Your task - Every entry has to be output exactly, with none skipped.

Task inputs -
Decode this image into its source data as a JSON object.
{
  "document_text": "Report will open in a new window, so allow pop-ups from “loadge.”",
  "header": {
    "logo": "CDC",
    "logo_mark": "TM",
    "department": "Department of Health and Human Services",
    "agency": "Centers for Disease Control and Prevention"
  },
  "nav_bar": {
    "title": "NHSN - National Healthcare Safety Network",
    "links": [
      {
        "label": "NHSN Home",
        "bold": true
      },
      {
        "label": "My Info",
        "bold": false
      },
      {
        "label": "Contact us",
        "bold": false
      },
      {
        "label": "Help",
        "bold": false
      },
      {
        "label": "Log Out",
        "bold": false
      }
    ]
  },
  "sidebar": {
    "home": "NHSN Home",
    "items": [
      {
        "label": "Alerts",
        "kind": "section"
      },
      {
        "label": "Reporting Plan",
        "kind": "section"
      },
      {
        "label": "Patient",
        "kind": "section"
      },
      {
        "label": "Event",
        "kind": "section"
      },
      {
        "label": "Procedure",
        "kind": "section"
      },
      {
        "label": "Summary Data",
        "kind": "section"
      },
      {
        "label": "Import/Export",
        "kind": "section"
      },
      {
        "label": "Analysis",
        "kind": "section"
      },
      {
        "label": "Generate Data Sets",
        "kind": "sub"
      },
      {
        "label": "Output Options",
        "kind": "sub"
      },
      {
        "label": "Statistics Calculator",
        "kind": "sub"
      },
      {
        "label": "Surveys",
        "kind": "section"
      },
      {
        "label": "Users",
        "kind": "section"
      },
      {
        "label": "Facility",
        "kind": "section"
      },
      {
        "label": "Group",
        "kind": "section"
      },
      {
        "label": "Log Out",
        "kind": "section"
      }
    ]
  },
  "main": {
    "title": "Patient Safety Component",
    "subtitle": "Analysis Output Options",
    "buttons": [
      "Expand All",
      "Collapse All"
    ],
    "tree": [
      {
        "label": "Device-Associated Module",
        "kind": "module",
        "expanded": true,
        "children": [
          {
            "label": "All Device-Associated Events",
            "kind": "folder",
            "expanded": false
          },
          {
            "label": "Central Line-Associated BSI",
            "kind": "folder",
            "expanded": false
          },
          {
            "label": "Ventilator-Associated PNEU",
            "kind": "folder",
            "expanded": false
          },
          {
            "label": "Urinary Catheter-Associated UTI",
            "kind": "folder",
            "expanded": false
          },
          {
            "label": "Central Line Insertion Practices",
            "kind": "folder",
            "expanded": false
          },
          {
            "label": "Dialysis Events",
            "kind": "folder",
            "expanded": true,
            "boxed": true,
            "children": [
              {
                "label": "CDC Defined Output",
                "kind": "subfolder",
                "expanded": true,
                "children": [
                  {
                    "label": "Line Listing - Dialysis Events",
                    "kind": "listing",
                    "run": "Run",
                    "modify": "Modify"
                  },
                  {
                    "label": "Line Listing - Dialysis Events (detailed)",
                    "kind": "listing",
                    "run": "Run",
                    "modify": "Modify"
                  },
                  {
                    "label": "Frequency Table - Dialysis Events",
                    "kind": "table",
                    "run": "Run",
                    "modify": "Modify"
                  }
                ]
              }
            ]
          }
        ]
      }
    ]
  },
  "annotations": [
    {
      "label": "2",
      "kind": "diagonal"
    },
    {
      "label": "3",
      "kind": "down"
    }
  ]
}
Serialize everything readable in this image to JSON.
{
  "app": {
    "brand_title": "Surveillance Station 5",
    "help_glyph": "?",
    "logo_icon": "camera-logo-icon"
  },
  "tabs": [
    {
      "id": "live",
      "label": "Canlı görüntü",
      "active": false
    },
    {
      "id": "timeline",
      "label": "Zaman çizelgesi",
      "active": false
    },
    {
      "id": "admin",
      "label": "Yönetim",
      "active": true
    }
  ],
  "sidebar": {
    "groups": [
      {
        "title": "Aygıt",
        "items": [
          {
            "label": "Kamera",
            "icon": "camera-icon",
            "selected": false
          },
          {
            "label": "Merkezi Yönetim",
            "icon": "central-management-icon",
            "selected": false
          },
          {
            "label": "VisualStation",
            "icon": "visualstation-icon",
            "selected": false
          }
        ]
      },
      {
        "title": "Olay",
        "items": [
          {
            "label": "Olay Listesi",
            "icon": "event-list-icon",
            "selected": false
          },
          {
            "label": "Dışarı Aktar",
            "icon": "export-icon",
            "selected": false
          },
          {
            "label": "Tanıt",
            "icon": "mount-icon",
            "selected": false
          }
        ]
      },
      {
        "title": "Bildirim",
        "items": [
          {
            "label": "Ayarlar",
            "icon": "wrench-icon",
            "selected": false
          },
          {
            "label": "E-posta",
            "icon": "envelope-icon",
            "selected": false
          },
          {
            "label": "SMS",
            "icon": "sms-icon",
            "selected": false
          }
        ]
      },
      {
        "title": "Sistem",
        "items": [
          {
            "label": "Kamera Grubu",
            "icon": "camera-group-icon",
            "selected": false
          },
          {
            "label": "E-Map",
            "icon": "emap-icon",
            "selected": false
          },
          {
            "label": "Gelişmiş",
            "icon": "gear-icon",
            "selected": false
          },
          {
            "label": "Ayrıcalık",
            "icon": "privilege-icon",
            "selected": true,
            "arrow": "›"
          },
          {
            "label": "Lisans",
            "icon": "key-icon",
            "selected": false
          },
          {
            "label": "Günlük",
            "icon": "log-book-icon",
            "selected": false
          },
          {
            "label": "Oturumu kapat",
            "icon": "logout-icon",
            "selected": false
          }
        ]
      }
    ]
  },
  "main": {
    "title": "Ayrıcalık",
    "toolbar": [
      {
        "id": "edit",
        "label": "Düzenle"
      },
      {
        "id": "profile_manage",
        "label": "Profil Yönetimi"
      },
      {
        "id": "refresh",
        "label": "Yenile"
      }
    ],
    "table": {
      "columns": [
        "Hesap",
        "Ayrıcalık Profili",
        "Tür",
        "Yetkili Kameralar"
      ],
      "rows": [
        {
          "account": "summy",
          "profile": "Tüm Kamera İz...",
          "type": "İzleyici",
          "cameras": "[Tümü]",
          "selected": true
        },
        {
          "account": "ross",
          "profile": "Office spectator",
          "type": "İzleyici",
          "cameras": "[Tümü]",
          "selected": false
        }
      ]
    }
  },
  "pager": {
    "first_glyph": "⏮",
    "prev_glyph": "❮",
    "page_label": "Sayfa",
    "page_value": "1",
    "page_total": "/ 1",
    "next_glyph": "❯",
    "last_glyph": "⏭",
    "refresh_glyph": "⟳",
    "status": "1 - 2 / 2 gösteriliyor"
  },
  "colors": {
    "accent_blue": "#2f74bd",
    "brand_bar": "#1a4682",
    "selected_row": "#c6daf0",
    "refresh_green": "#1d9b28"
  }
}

Your response -
Decode this image into its source data as a JSON object.
{
  "document_text": "Report will open in a new window, so allow pop-ups from “loadge.”",
  "header": {
    "logo": "CDC",
    "logo_mark": "TM",
    "department": "Department of Health and Human Services",
    "agency": "Centers for Disease Control and Prevention"
  },
  "nav_bar": {
    "title": "NHSN - National Healthcare Safety Network",
    "links": [
      {
        "label": "NHSN Home",
        "bold": true
      },
      {
        "label": "My Info",
        "bold": false
      },
      {
        "label": "Contact us",
        "bold": false
      },
      {
        "label": "Help",
        "bold": false
      },
      {
        "label": "Log Out",
        "bold": false
      }
    ]
  },
  "sidebar": {
    "home": "NHSN Home",
    "items": [
      {
        "label": "Alerts",
        "kind": "section"
      },
      {
        "label": "Reporting Plan",
        "kind": "section"
      },
      {
        "label": "Patient",
        "kind": "section"
      },
      {
        "label": "Event",
        "kind": "section"
      },
      {
        "label": "Procedure",
        "kind": "section"
      },
      {
        "label": "Summary Data",
        "kind": "section"
      },
      {
        "label": "Import/Export",
        "kind": "section"
      },
      {
        "label": "Analysis",
        "kind": "section"
      },
      {
        "label": "Generate Data Sets",
        "kind": "sub"
      },
      {
        "label": "Output Options",
        "kind": "sub"
      },
      {
        "label": "Statistics Calculator",
        "kind": "sub"
      },
      {
        "label": "Surveys",
        "kind": "section"
      },
      {
        "label": "Users",
        "kind": "section"
      },
      {
        "label": "Facility",
        "kind": "section"
      },
      {
        "label": "Group",
        "kind": "section"
      },
      {
        "label": "Log Out",
        "kind": "section"
      }
    ]
  },
  "main": {
    "title": "Patient Safety Component",
    "subtitle": "Analysis Output Options",
    "buttons": [
      "Expand All",
      "Collapse All"
    ],
    "tree": [
      {
        "label": "Device-Associated Module",
        "kind": "module",
        "expanded": true,
        "children": [
          {
            "label": "All Device-Associated Events",
            "kind": "folder",
            "expanded": false
          },
          {
            "label": "Central Line-Associated BSI",
            "kind": "folder",
            "expanded": false
          },
          {
            "label": "Ventilator-Associated PNEU",
            "kind": "folder",
            "expanded": false
          },
          {
            "label": "Urinary Catheter-Associated UTI",
            "kind": "folder",
            "expanded": false
          },
          {
            "label": "Central Line Insertion Practices",
            "kind": "folder",
            "expanded": false
          },
          {
            "label": "Dialysis Events",
            "kind": "folder",
            "expanded": true,
            "boxed": true,
            "children": [
              {
                "label": "CDC Defined Output",
                "kind": "subfolder",
                "expanded": true,
                "children": [
                  {
                    "label": "Line Listing - Dialysis Events",
                    "kind": "listing",
                    "run": "Run",
                    "modify": "Modify"
                  },
                  {
                    "label": "Line Listing - Dialysis Events (detailed)",
                    "kind": "listing",
                    "run": "Run",
                    "modify": "Modify"
                  },
                  {
                    "label": "Frequency Table - Dialysis Events",
                    "kind": "table",
                    "run": "Run",
                    "modify": "Modify"
                  }
                ]
              }
            ]
          }
        ]
      }
    ]
  },
  "annotations": [
    {
      "label": "2",
      "kind": "diagonal"
    },
    {
      "label": "3",
      "kind": "down"
    }
  ]
}
Serialize everything readable in this image to JSON.
{
  "app": {
    "brand_title": "Surveillance Station 5",
    "help_glyph": "?",
    "logo_icon": "camera-logo-icon"
  },
  "tabs": [
    {
      "id": "live",
      "label": "Canlı görüntü",
      "active": false
    },
    {
      "id": "timeline",
      "label": "Zaman çizelgesi",
      "active": false
    },
    {
      "id": "admin",
      "label": "Yönetim",
      "active": true
    }
  ],
  "sidebar": {
    "groups": [
      {
        "title": "Aygıt",
        "items": [
          {
            "label": "Kamera",
            "icon": "camera-icon",
            "selected": false
          },
          {
            "label": "Merkezi Yönetim",
            "icon": "central-management-icon",
            "selected": false
          },
          {
            "label": "VisualStation",
            "icon": "visualstation-icon",
            "selected": false
          }
        ]
      },
      {
        "title": "Olay",
        "items": [
          {
            "label": "Olay Listesi",
            "icon": "event-list-icon",
            "selected": false
          },
          {
            "label": "Dışarı Aktar",
            "icon": "export-icon",
            "selected": false
          },
          {
            "label": "Tanıt",
            "icon": "mount-icon",
            "selected": false
          }
        ]
      },
      {
        "title": "Bildirim",
        "items": [
          {
            "label": "Ayarlar",
            "icon": "wrench-icon",
            "selected": false
          },
          {
            "label": "E-posta",
            "icon": "envelope-icon",
            "selected": false
          },
          {
            "label": "SMS",
            "icon": "sms-icon",
            "selected": false
          }
        ]
      },
      {
        "title": "Sistem",
        "items": [
          {
            "label": "Kamera Grubu",
            "icon": "camera-group-icon",
            "selected": false
          },
          {
            "label": "E-Map",
            "icon": "emap-icon",
            "selected": false
          },
          {
            "label": "Gelişmiş",
            "icon": "gear-icon",
            "selected": false
          },
          {
            "label": "Ayrıcalık",
            "icon": "privilege-icon",
            "selected": true,
            "arrow": "›"
          },
          {
            "label": "Lisans",
            "icon": "key-icon",
            "selected": false
          },
          {
            "label": "Günlük",
            "icon": "log-book-icon",
            "selected": false
          },
          {
            "label": "Oturumu kapat",
            "icon": "logout-icon",
            "selected": false
          }
        ]
      }
    ]
  },
  "main": {
    "title": "Ayrıcalık",
    "toolbar": [
      {
        "id": "edit",
        "label": "Düzenle"
      },
      {
        "id": "profile_manage",
        "label": "Profil Yönetimi"
      },
      {
        "id": "refresh",
        "label": "Yenile"
      }
    ],
    "table": {
      "columns": [
        "Hesap",
        "Ayrıcalık Profili",
        "Tür",
        "Yetkili Kameralar"
      ],
      "rows": [
        {
          "account": "summy",
          "profile": "Tüm Kamera İz...",
          "type": "İzleyici",
          "cameras": "[Tümü]",
          "selected": true
        },
        {
          "account": "ross",
          "profile": "Office spectator",
          "type": "İzleyici",
          "cameras": "[Tümü]",
          "selected": false
        }
      ]
    }
  },
  "pager": {
    "first_glyph": "⏮",
    "prev_glyph": "❮",
    "page_label": "Sayfa",
    "page_value": "1",
    "page_total": "/ 1",
    "next_glyph": "❯",
    "last_glyph": "⏭",
    "refresh_glyph": "⟳",
    "status": "1 - 2 / 2 gösteriliyor"
  },
  "colors": {
    "accent_blue": "#2f74bd",
    "brand_bar": "#1a4682",
    "selected_row": "#c6daf0",
    "refresh_green": "#1d9b28"
  }
}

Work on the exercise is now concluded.